Built in the 19th and early 20th centuries of brick and plaster by French and Chinese merchants, the two-storey houses have galvanised tin roofs to go with faded yellow exterior walls and cracked blue and green shutter-style doors.
Many also have lovely but dilapidated balconies. While some of the buildings -- such as the one that houses Sala Savanh Guesthouse -- have been tastefully restored, most still crumble reverently and are home to one or more families. A walk around town is a must particularly for those who enjoy photographing unique old buildings. They're especially photogenic at dusk.
To learn more about Savannakhet's golden age, stop by the Historic Downtown Museum directly across from Lin's Cafe, just north of the plaza on Latsaphanit Road. Here you'll find a modest collection of old maps, photos and historical exhibits in a restored 1930s shophouse in which much of the original carpentry work, including a spiral staircase, have been restored. The museum is open daily 08:30 to 20:30 and admission is free.

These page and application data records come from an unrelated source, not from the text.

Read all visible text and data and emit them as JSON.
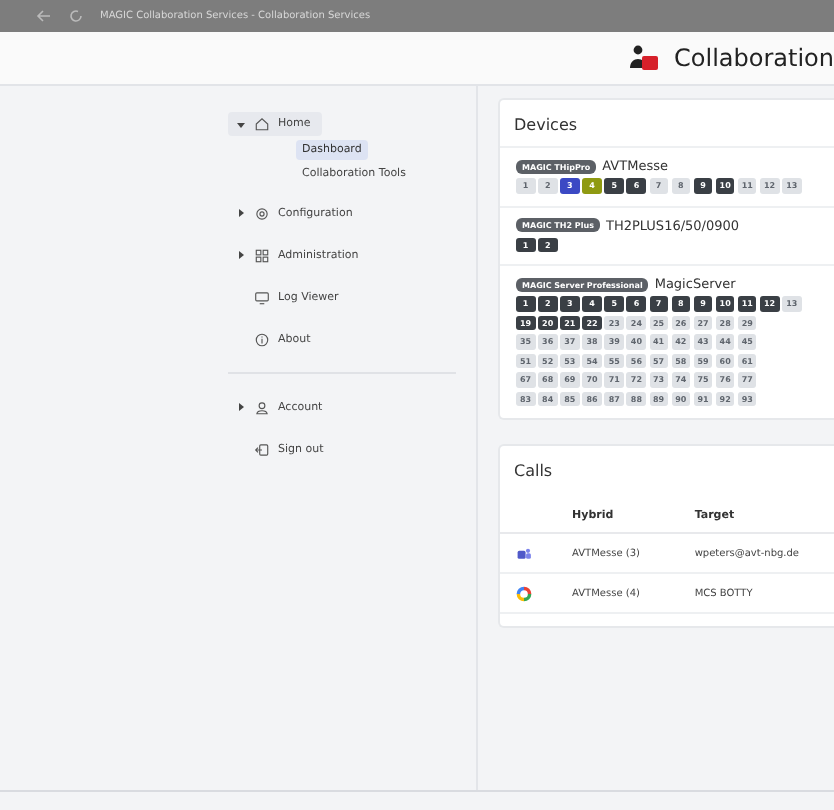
{
  "window": {
    "title": "MAGIC Collaboration Services - Collaboration Services"
  },
  "header": {
    "title": "Collaboration"
  },
  "sidebar": {
    "items": [
      {
        "label": "Home",
        "kind": "home",
        "selected": true,
        "expanded": true,
        "children": [
          {
            "label": "Dashboard",
            "selected": true
          },
          {
            "label": "Collaboration Tools",
            "selected": false
          }
        ]
      },
      {
        "label": "Configuration",
        "kind": "gear",
        "selected": false,
        "expanded": false
      },
      {
        "label": "Administration",
        "kind": "grid",
        "selected": false,
        "expanded": false
      },
      {
        "label": "Log Viewer",
        "kind": "monitor",
        "selected": false
      },
      {
        "label": "About",
        "kind": "info",
        "selected": false
      }
    ],
    "account_items": [
      {
        "label": "Account",
        "kind": "person",
        "selected": false,
        "expanded": false
      },
      {
        "label": "Sign out",
        "kind": "signout",
        "selected": false
      }
    ]
  },
  "devices": {
    "title": "Devices",
    "items": [
      {
        "badge": "MAGIC THipPro",
        "name": "AVTMesse",
        "rows": [
          [
            {
              "label": "1",
              "color": "#dfe2e6"
            },
            {
              "label": "2",
              "color": "#dfe2e6"
            },
            {
              "label": "3",
              "color": "#3b49c4"
            },
            {
              "label": "4",
              "color": "#8f9a12"
            },
            {
              "label": "5",
              "color": "#3a3f45"
            },
            {
              "label": "6",
              "color": "#3a3f45"
            },
            {
              "label": "7",
              "color": "#dfe2e6"
            },
            {
              "label": "8",
              "color": "#dfe2e6"
            },
            {
              "label": "9",
              "color": "#3a3f45"
            },
            {
              "label": "10",
              "color": "#3a3f45"
            },
            {
              "label": "11",
              "color": "#dfe2e6"
            },
            {
              "label": "12",
              "color": "#dfe2e6"
            },
            {
              "label": "13",
              "color": "#dfe2e6"
            }
          ]
        ]
      },
      {
        "badge": "MAGIC TH2 Plus",
        "name": "TH2PLUS16/50/0900",
        "rows": [
          [
            {
              "label": "1",
              "color": "#3a3f45"
            },
            {
              "label": "2",
              "color": "#3a3f45"
            }
          ]
        ]
      },
      {
        "badge": "MAGIC Server Professional",
        "name": "MagicServer",
        "rows": [
          [
            {
              "label": "1",
              "color": "#3a3f45"
            },
            {
              "label": "2",
              "color": "#3a3f45"
            },
            {
              "label": "3",
              "color": "#3a3f45"
            },
            {
              "label": "4",
              "color": "#3a3f45"
            },
            {
              "label": "5",
              "color": "#3a3f45"
            },
            {
              "label": "6",
              "color": "#3a3f45"
            },
            {
              "label": "7",
              "color": "#3a3f45"
            },
            {
              "label": "8",
              "color": "#3a3f45"
            },
            {
              "label": "9",
              "color": "#3a3f45"
            },
            {
              "label": "10",
              "color": "#3a3f45"
            },
            {
              "label": "11",
              "color": "#3a3f45"
            },
            {
              "label": "12",
              "color": "#3a3f45"
            },
            {
              "label": "13",
              "color": "#dfe2e6"
            }
          ],
          [
            {
              "label": "19",
              "color": "#3a3f45"
            },
            {
              "label": "20",
              "color": "#3a3f45"
            },
            {
              "label": "21",
              "color": "#3a3f45"
            },
            {
              "label": "22",
              "color": "#3a3f45"
            },
            {
              "label": "23",
              "color": "#dfe2e6"
            },
            {
              "label": "24",
              "color": "#dfe2e6"
            },
            {
              "label": "25",
              "color": "#dfe2e6"
            },
            {
              "label": "26",
              "color": "#dfe2e6"
            },
            {
              "label": "27",
              "color": "#dfe2e6"
            },
            {
              "label": "28",
              "color": "#dfe2e6"
            },
            {
              "label": "29",
              "color": "#dfe2e6"
            }
          ],
          [
            {
              "label": "35",
              "color": "#dfe2e6"
            },
            {
              "label": "36",
              "color": "#dfe2e6"
            },
            {
              "label": "37",
              "color": "#dfe2e6"
            },
            {
              "label": "38",
              "color": "#dfe2e6"
            },
            {
              "label": "39",
              "color": "#dfe2e6"
            },
            {
              "label": "40",
              "color": "#dfe2e6"
            },
            {
              "label": "41",
              "color": "#dfe2e6"
            },
            {
              "label": "42",
              "color": "#dfe2e6"
            },
            {
              "label": "43",
              "color": "#dfe2e6"
            },
            {
              "label": "44",
              "color": "#dfe2e6"
            },
            {
              "label": "45",
              "color": "#dfe2e6"
            }
          ],
          [
            {
              "label": "51",
              "color": "#dfe2e6"
            },
            {
              "label": "52",
              "color": "#dfe2e6"
            },
            {
              "label": "53",
              "color": "#dfe2e6"
            },
            {
              "label": "54",
              "color": "#dfe2e6"
            },
            {
              "label": "55",
              "color": "#dfe2e6"
            },
            {
              "label": "56",
              "color": "#dfe2e6"
            },
            {
              "label": "57",
              "color": "#dfe2e6"
            },
            {
              "label": "58",
              "color": "#dfe2e6"
            },
            {
              "label": "59",
              "color": "#dfe2e6"
            },
            {
              "label": "60",
              "color": "#dfe2e6"
            },
            {
              "label": "61",
              "color": "#dfe2e6"
            }
          ],
          [
            {
              "label": "67",
              "color": "#dfe2e6"
            },
            {
              "label": "68",
              "color": "#dfe2e6"
            },
            {
              "label": "69",
              "color": "#dfe2e6"
            },
            {
              "label": "70",
              "color": "#dfe2e6"
            },
            {
              "label": "71",
              "color": "#dfe2e6"
            },
            {
              "label": "72",
              "color": "#dfe2e6"
            },
            {
              "label": "73",
              "color": "#dfe2e6"
            },
            {
              "label": "74",
              "color": "#dfe2e6"
            },
            {
              "label": "75",
              "color": "#dfe2e6"
            },
            {
              "label": "76",
              "color": "#dfe2e6"
            },
            {
              "label": "77",
              "color": "#dfe2e6"
            }
          ],
          [
            {
              "label": "83",
              "color": "#dfe2e6"
            },
            {
              "label": "84",
              "color": "#dfe2e6"
            },
            {
              "label": "85",
              "color": "#dfe2e6"
            },
            {
              "label": "86",
              "color": "#dfe2e6"
            },
            {
              "label": "87",
              "color": "#dfe2e6"
            },
            {
              "label": "88",
              "color": "#dfe2e6"
            },
            {
              "label": "89",
              "color": "#dfe2e6"
            },
            {
              "label": "90",
              "color": "#dfe2e6"
            },
            {
              "label": "91",
              "color": "#dfe2e6"
            },
            {
              "label": "92",
              "color": "#dfe2e6"
            },
            {
              "label": "93",
              "color": "#dfe2e6"
            }
          ]
        ]
      }
    ]
  },
  "calls": {
    "title": "Calls",
    "columns": [
      "Hybrid",
      "Target"
    ],
    "rows": [
      {
        "kind": "teams",
        "hybrid": "AVTMesse (3)",
        "target": "wpeters@avt-nbg.de"
      },
      {
        "kind": "ring",
        "hybrid": "AVTMesse (4)",
        "target": "MCS BOTTY"
      }
    ]
  }
}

The Travelfish newsletter is sent out every Monday and is jammed full of free advice for travel in Southeast Asia. You can see past issues here.